- _WHAT TO DO_:
Wherever a line in the data holds the word "AYURVEDA", pull that line out.

- _DATA FOR ANALYSIS_:
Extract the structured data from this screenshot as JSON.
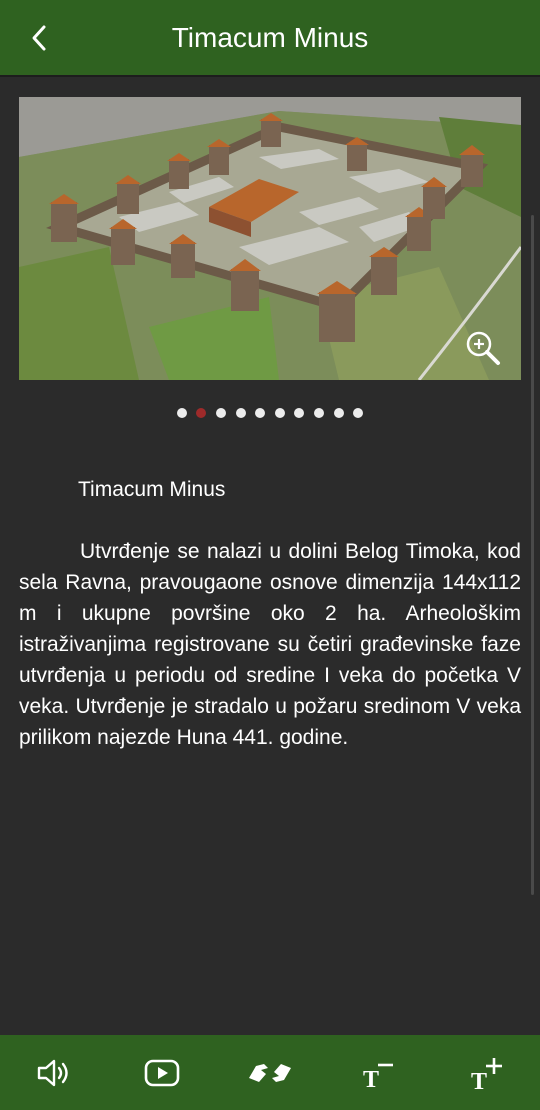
{
  "header": {
    "title": "Timacum Minus",
    "back_icon": "chevron-left-icon"
  },
  "gallery": {
    "image_alt": "Reconstruction of the Timacum Minus fortress",
    "zoom_icon": "zoom-in-icon",
    "slide_count": 10,
    "active_slide": 2
  },
  "content": {
    "heading": "Timacum Minus",
    "body": "Utvrđenje se nalazi u dolini Belog Timoka, kod sela Ravna, pravougaone osnove dimenzija 144x112 m i ukupne površine oko 2 ha. Arheološkim istraživanjima registrovane su četiri građevinske faze utvrđenja u periodu od sredine I veka do početka V veka. Utvrđenje je stradalo u požaru sredinom V veka prilikom najezde Huna 441. godine."
  },
  "toolbar": {
    "items": [
      {
        "name": "audio-button",
        "icon": "speaker-icon"
      },
      {
        "name": "video-button",
        "icon": "play-icon"
      },
      {
        "name": "sign-language-button",
        "icon": "sign-language-icon"
      },
      {
        "name": "decrease-text-button",
        "icon": "text-decrease-icon"
      },
      {
        "name": "increase-text-button",
        "icon": "text-increase-icon"
      }
    ]
  },
  "colors": {
    "bar_green": "#2f6220",
    "background": "#2b2b2b",
    "dot_active": "#9e2a2a",
    "dot_inactive": "#ececec"
  }
}
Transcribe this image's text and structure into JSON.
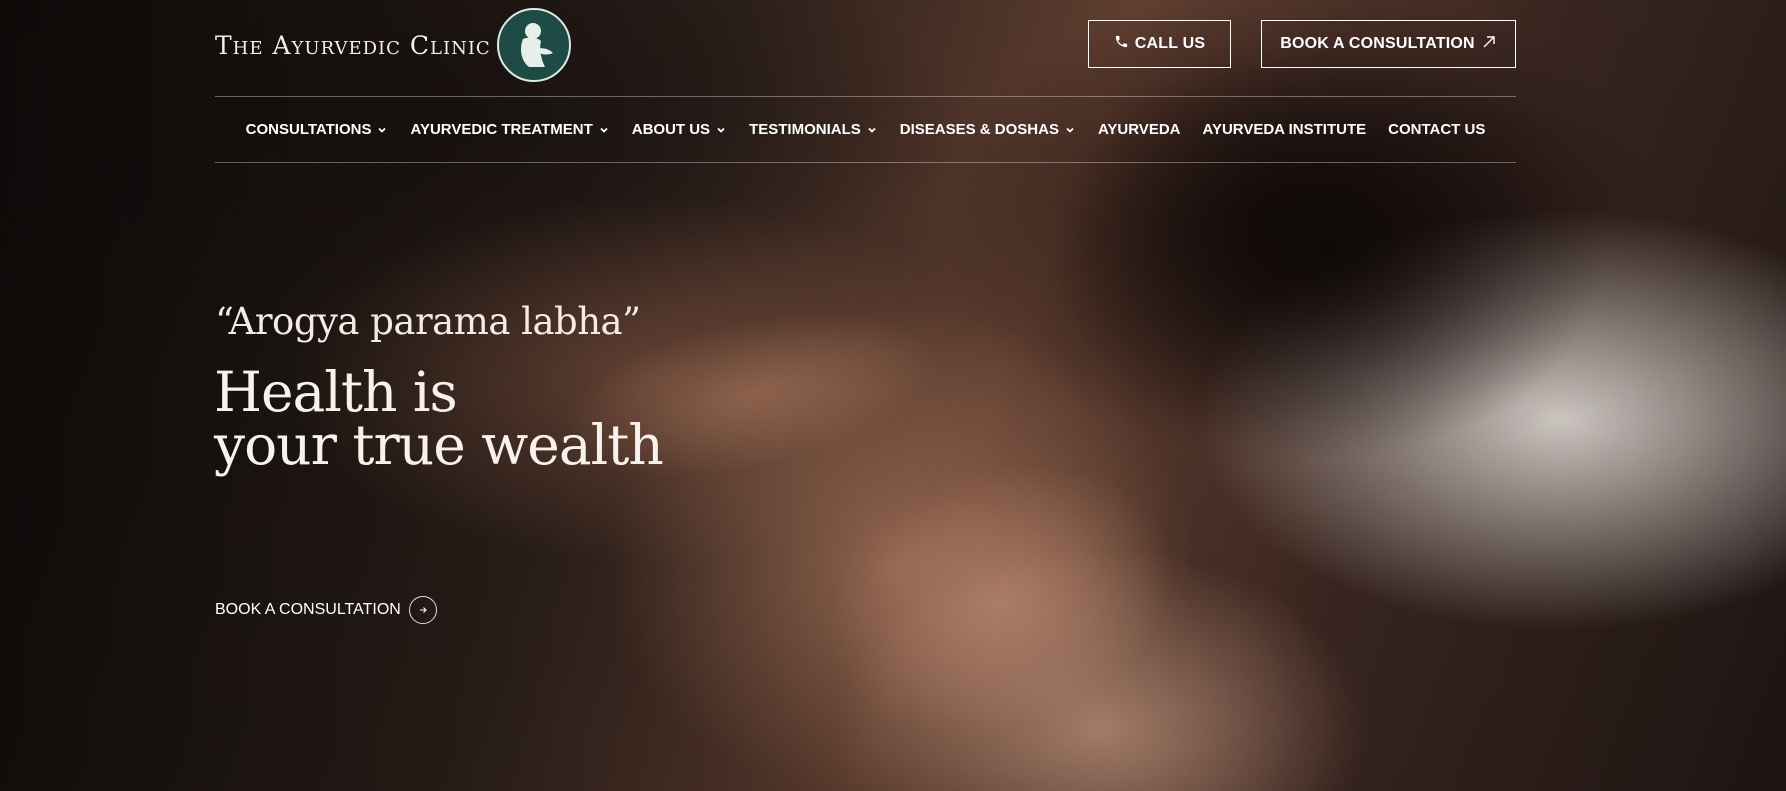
{
  "header": {
    "logo_text": "The Ayurvedic Clinic",
    "call_label": "CALL US",
    "book_label": "BOOK A CONSULTATION"
  },
  "nav": {
    "items": [
      {
        "label": "CONSULTATIONS",
        "dropdown": true
      },
      {
        "label": "AYURVEDIC TREATMENT",
        "dropdown": true
      },
      {
        "label": "ABOUT US",
        "dropdown": true
      },
      {
        "label": "TESTIMONIALS",
        "dropdown": true
      },
      {
        "label": "DISEASES & DOSHAS",
        "dropdown": true
      },
      {
        "label": "AYURVEDA",
        "dropdown": false
      },
      {
        "label": "AYURVEDA INSTITUTE",
        "dropdown": false
      },
      {
        "label": "CONTACT US",
        "dropdown": false
      }
    ]
  },
  "hero": {
    "quote": "“Arogya parama labha”",
    "headline_line1": "Health is",
    "headline_line2": "your true wealth",
    "cta_label": "BOOK A CONSULTATION"
  },
  "colors": {
    "logo_badge": "#1e4b45",
    "text": "#ffffff"
  },
  "icons": {
    "call": "phone-icon",
    "book": "arrow-up-right-icon",
    "nav_dropdown": "chevron-down-icon",
    "cta": "arrow-right-icon"
  }
}
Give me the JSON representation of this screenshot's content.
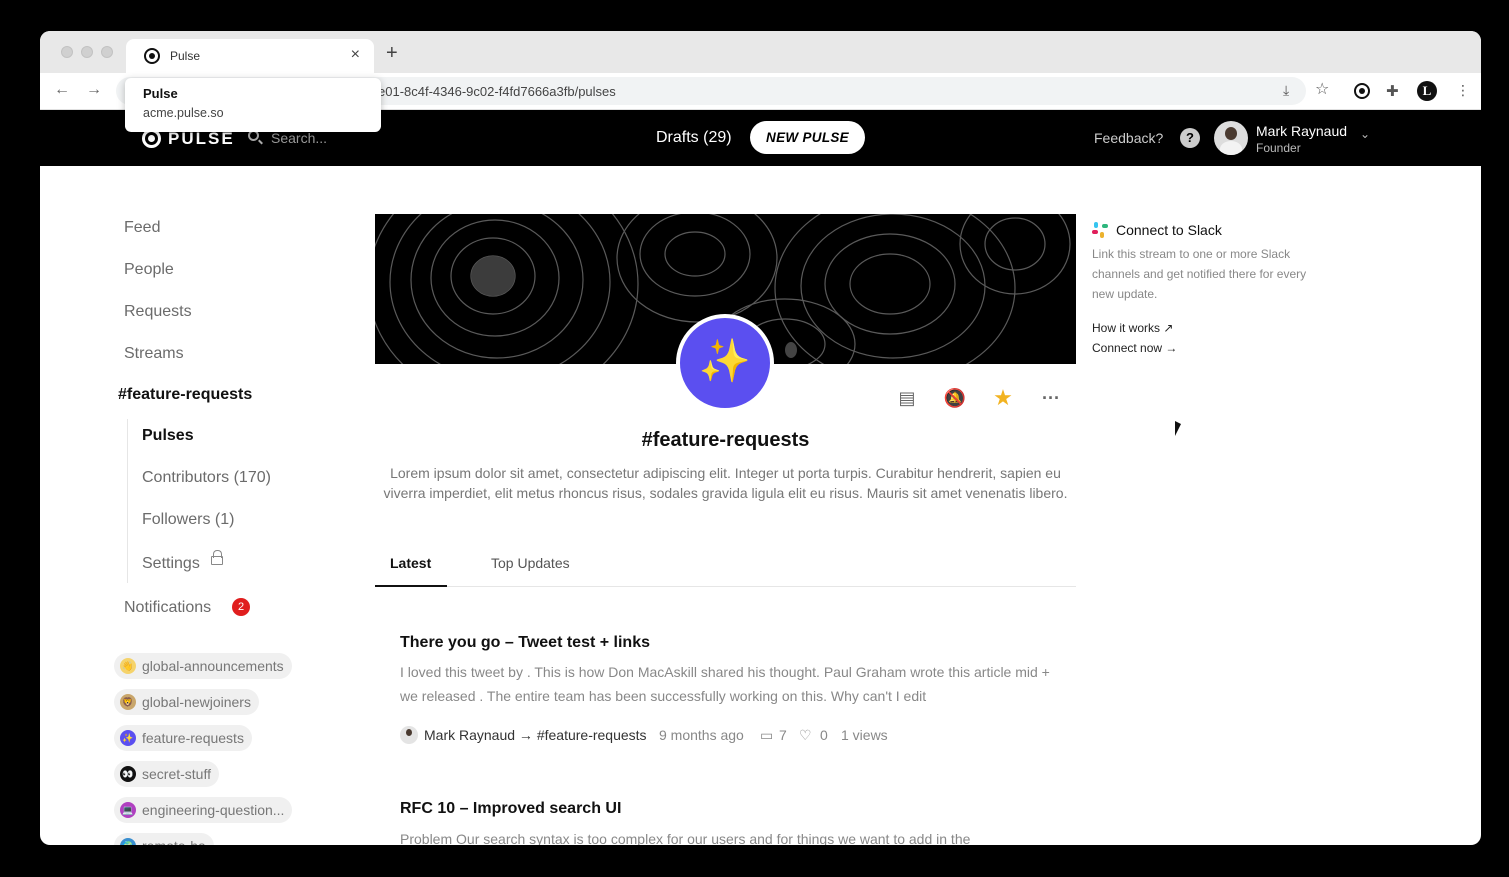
{
  "browser": {
    "tab_title": "Pulse",
    "new_tab": "+",
    "close": "×",
    "url": "e01-8c4f-4346-9c02-f4fd7666a3fb/pulses",
    "hover_title": "Pulse",
    "hover_domain": "acme.pulse.so"
  },
  "header": {
    "logo": "PULSE",
    "search_placeholder": "Search...",
    "drafts": "Drafts (29)",
    "new_pulse": "NEW PULSE",
    "feedback": "Feedback?",
    "help": "?",
    "user_name": "Mark Raynaud",
    "user_role": "Founder"
  },
  "sidebar": {
    "links": [
      "Feed",
      "People",
      "Requests",
      "Streams"
    ],
    "stream": "#feature-requests",
    "sub": [
      "Pulses",
      "Contributors (170)",
      "Followers (1)",
      "Settings"
    ],
    "notifications": "Notifications",
    "notif_count": "2",
    "channels": [
      {
        "name": "global-announcements",
        "icon": "👋",
        "color": "#f5d36b"
      },
      {
        "name": "global-newjoiners",
        "icon": "🦁",
        "color": "#c9a66b"
      },
      {
        "name": "feature-requests",
        "icon": "✨",
        "color": "#5b4ff0"
      },
      {
        "name": "secret-stuff",
        "icon": "👀",
        "color": "#111111"
      },
      {
        "name": "engineering-question...",
        "icon": "💻",
        "color": "#b040c0"
      },
      {
        "name": "remote-ha",
        "icon": "🌍",
        "color": "#3a8fd0"
      }
    ]
  },
  "stream": {
    "title": "#feature-requests",
    "description": "Lorem ipsum dolor sit amet, consectetur adipiscing elit. Integer ut porta turpis. Curabitur hendrerit, sapien eu viverra imperdiet, elit metus rhoncus risus, sodales gravida ligula elit eu risus. Mauris sit amet venenatis libero.",
    "tabs": [
      "Latest",
      "Top Updates"
    ]
  },
  "posts": [
    {
      "title": "There you go – Tweet test + links",
      "excerpt": "I loved this tweet by . This is how Don MacAskill shared his thought. Paul Graham wrote this article mid + we released . The entire team has been successfully working on this. Why can't I edit",
      "author": "Mark Raynaud → #feature-requests",
      "time": "9 months ago",
      "comments": "7",
      "likes": "0",
      "views": "1 views"
    },
    {
      "title": "RFC 10 – Improved search UI",
      "excerpt": "Problem Our search syntax is too complex for our users and for things we want to add in the"
    }
  ],
  "slack": {
    "title": "Connect to Slack",
    "description": "Link this stream to one or more Slack channels and get notified there for every new update.",
    "how": "How it works ↗",
    "connect": "Connect now →"
  }
}
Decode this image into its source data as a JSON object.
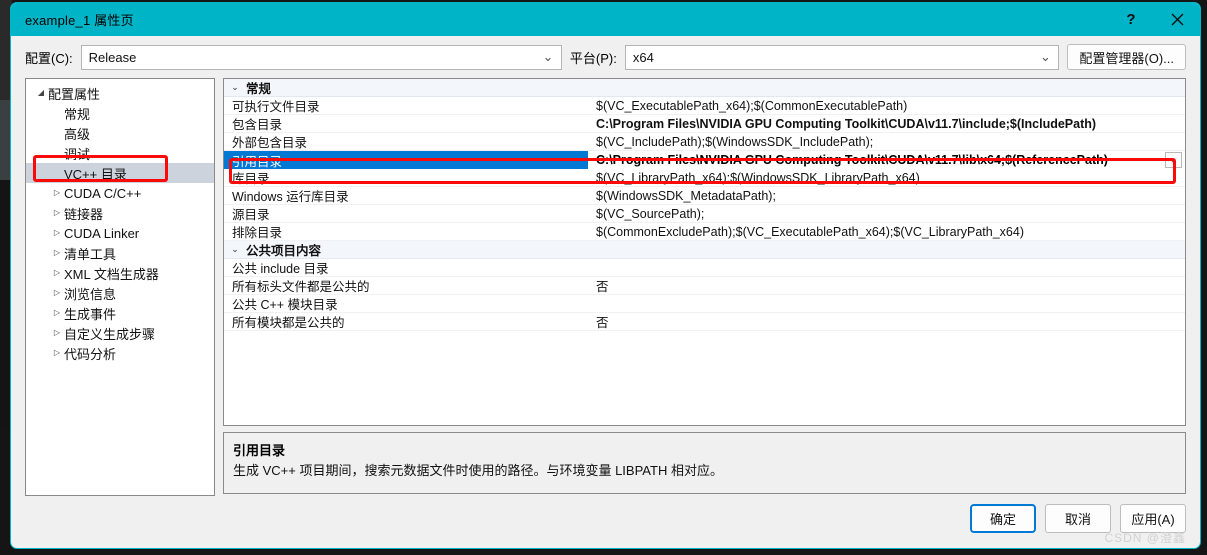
{
  "window": {
    "title": "example_1 属性页",
    "titlebar_color": "#00b4c8",
    "help_glyph": "?",
    "close_glyph": "✕"
  },
  "toolbar": {
    "config_label": "配置(C):",
    "config_value": "Release",
    "platform_label": "平台(P):",
    "platform_value": "x64",
    "config_manager_label": "配置管理器(O)...",
    "chevron_glyph": "⌄"
  },
  "tree": {
    "items": [
      {
        "label": "配置属性",
        "depth": 0,
        "expander": "expanded",
        "selected": false
      },
      {
        "label": "常规",
        "depth": 1,
        "expander": "none",
        "selected": false
      },
      {
        "label": "高级",
        "depth": 1,
        "expander": "none",
        "selected": false
      },
      {
        "label": "调试",
        "depth": 1,
        "expander": "none",
        "selected": false
      },
      {
        "label": "VC++ 目录",
        "depth": 1,
        "expander": "none",
        "selected": true
      },
      {
        "label": "CUDA C/C++",
        "depth": 1,
        "expander": "collapsed",
        "selected": false
      },
      {
        "label": "链接器",
        "depth": 1,
        "expander": "collapsed",
        "selected": false
      },
      {
        "label": "CUDA Linker",
        "depth": 1,
        "expander": "collapsed",
        "selected": false
      },
      {
        "label": "清单工具",
        "depth": 1,
        "expander": "collapsed",
        "selected": false
      },
      {
        "label": "XML 文档生成器",
        "depth": 1,
        "expander": "collapsed",
        "selected": false
      },
      {
        "label": "浏览信息",
        "depth": 1,
        "expander": "collapsed",
        "selected": false
      },
      {
        "label": "生成事件",
        "depth": 1,
        "expander": "collapsed",
        "selected": false
      },
      {
        "label": "自定义生成步骤",
        "depth": 1,
        "expander": "collapsed",
        "selected": false
      },
      {
        "label": "代码分析",
        "depth": 1,
        "expander": "collapsed",
        "selected": false
      }
    ],
    "expanded_glyph": "◢",
    "collapsed_glyph": "▷"
  },
  "grid": {
    "category_expanded_glyph": "⌄",
    "dropdown_glyph": "⌄",
    "rows": [
      {
        "kind": "category",
        "name": "常规",
        "value": ""
      },
      {
        "kind": "prop",
        "name": "可执行文件目录",
        "value": "$(VC_ExecutablePath_x64);$(CommonExecutablePath)",
        "bold": false,
        "selected": false
      },
      {
        "kind": "prop",
        "name": "包含目录",
        "value": "C:\\Program Files\\NVIDIA GPU Computing Toolkit\\CUDA\\v11.7\\include;$(IncludePath)",
        "bold": true,
        "selected": false
      },
      {
        "kind": "prop",
        "name": "外部包含目录",
        "value": "$(VC_IncludePath);$(WindowsSDK_IncludePath);",
        "bold": false,
        "selected": false
      },
      {
        "kind": "prop",
        "name": "引用目录",
        "value": "C:\\Program Files\\NVIDIA GPU Computing Toolkit\\CUDA\\v11.7\\lib\\x64;$(ReferencePath)",
        "bold": true,
        "selected": true
      },
      {
        "kind": "prop",
        "name": "库目录",
        "value": "$(VC_LibraryPath_x64);$(WindowsSDK_LibraryPath_x64)",
        "bold": false,
        "selected": false
      },
      {
        "kind": "prop",
        "name": "Windows 运行库目录",
        "value": "$(WindowsSDK_MetadataPath);",
        "bold": false,
        "selected": false
      },
      {
        "kind": "prop",
        "name": "源目录",
        "value": "$(VC_SourcePath);",
        "bold": false,
        "selected": false
      },
      {
        "kind": "prop",
        "name": "排除目录",
        "value": "$(CommonExcludePath);$(VC_ExecutablePath_x64);$(VC_LibraryPath_x64)",
        "bold": false,
        "selected": false
      },
      {
        "kind": "category",
        "name": "公共项目内容",
        "value": ""
      },
      {
        "kind": "prop",
        "name": "公共 include 目录",
        "value": "",
        "bold": false,
        "selected": false
      },
      {
        "kind": "prop",
        "name": "所有标头文件都是公共的",
        "value": "否",
        "bold": false,
        "selected": false
      },
      {
        "kind": "prop",
        "name": "公共 C++ 模块目录",
        "value": "",
        "bold": false,
        "selected": false
      },
      {
        "kind": "prop",
        "name": "所有模块都是公共的",
        "value": "否",
        "bold": false,
        "selected": false
      }
    ]
  },
  "description": {
    "title": "引用目录",
    "text": "生成 VC++ 项目期间，搜索元数据文件时使用的路径。与环境变量 LIBPATH 相对应。"
  },
  "footer": {
    "ok_label": "确定",
    "cancel_label": "取消",
    "apply_label": "应用(A)",
    "watermark": "CSDN @澄鑫"
  },
  "annotations": {
    "accent_red": "#fb0a0a",
    "selection_blue": "#0078d4"
  }
}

- _COMPLETED EXERCISE_:
        "label": "AYURVEDA",
        "label": "AYURVEDA INSTITUTE",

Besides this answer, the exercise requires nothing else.